It’s tales of indefatigable braveness and but intense helplessness that emerge on the Missing Basti website. There are maps, sketches, timelines, and audio interviews that current these tales on-line. From the eviction in Shakur Basti in 2015 by the Northern Railways and 2015 one in Kidwai Nagar by the Municipal Corporation of Delhi (MCD), New Delhi Municipal Corporation (NDMC), and the Public Works Department (PWD) to tales of resettlement in Madanpur Khadar and Dwarka, the web site affords a complete overview of the state of affairs.
“How do we imagine the city? It’s often by the West and superimposed on India, which doesn’t have the same history and complexities. Delhi with its rigid class has very little appetite for slums or organic settlements. Many evictions these days are partial clearances, be it for a metro or road project. Unlike the Yamuna Pushta eviction of 2004, where everything was uprooted, now it’s a surgical approach. Of course, the city needs its metro and highways, but such evictions should come with due process and method. My own experience is that the state is getting less sympathetic,” says Naik.
On the undertaking web site, one meets Vijayalaxmi, 52, resident-activist of Sarojini Nagar, who says, “Saat sal hamne ladi hai aapne hakh ki ladayi, aur aage bhi ladte rahenge (We have fought for our rights for seven years and we will continue to fight)”. There’s Kamla Devi, who was evicted from her dwelling in Kidwai Nagar and now lives in a short lived shelter alongside the drain. She says, “Ghum hai par dum bhi hai (We are in grief but we are determined)”.
“Delhi is dotted with purple pins on our map, which reveals the variety of evictions within the metropolis. During Covid-19, there have been evictions as effectively, alongside Yamuna Khadar for example. People there, principally farmers, have been residing there for many years, they usually contribute to our metropolis. By the tip of the yr, they’ll be gone. But one can’t fault the Delhi Development Authority (DDA) both, as a result of they’re paying a fantastic for the delay within the riverfront undertaking. But there’s a common indifference. It’s our try to present individuals a voice and permit truthful and simply transitions,” says Janu.

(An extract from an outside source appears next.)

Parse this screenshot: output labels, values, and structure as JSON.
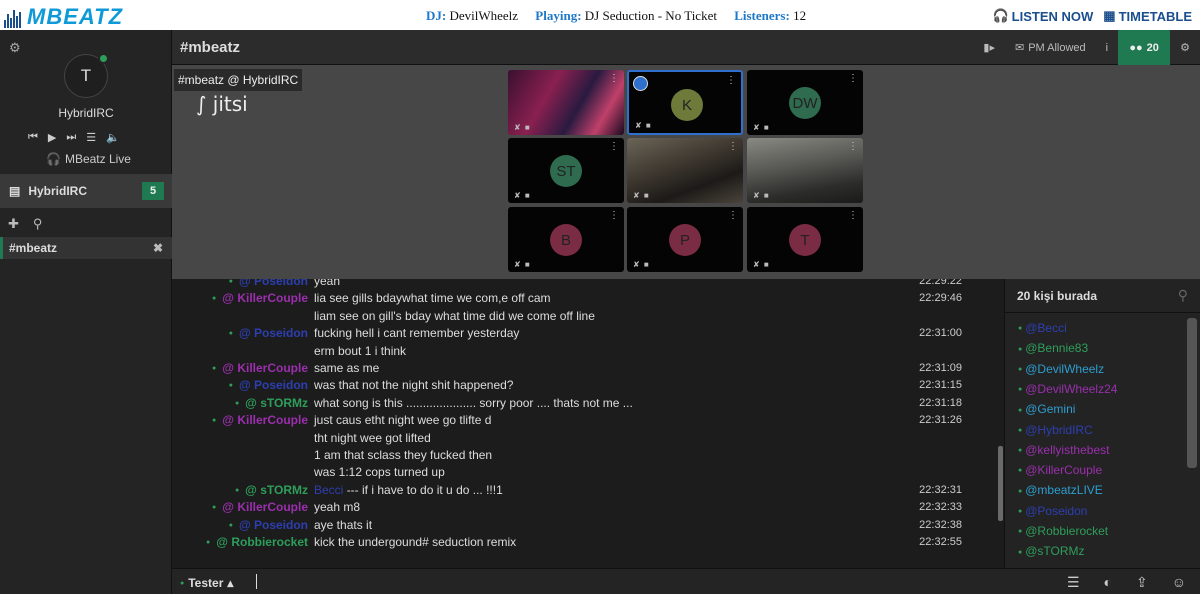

Even when resettlements have occurred and other people have been given properties, it’s usually poorly deliberate and executed and alongside the periphery of town. On the web site, we see Mohammad Bhai, 45, in Yamuna Khadar, a tailor, who was amongst those that needed to shift from a slum close to Alakananda to at least one such resettlement colony, the place the “un-ventilated, one-room house is crammed between narrow and foul-smelling streets”. “Ghar aur suvidhaye, dono mein hi khot hai (Both the house and facilities are inefficient),” he says.
“When people are relocated to the peripheries of the city, there are no livelihood options. They can’t farm either because the soil is often bad, nor can they build for themselves. Then there are issues of health care and access to education. Such a website is useful for students and research scholars. We hope to have the website in local languages that basti people too can access, to learn more about their rights and what they can fight for. It’s a way to make those in power more accountable,” says Shakeel.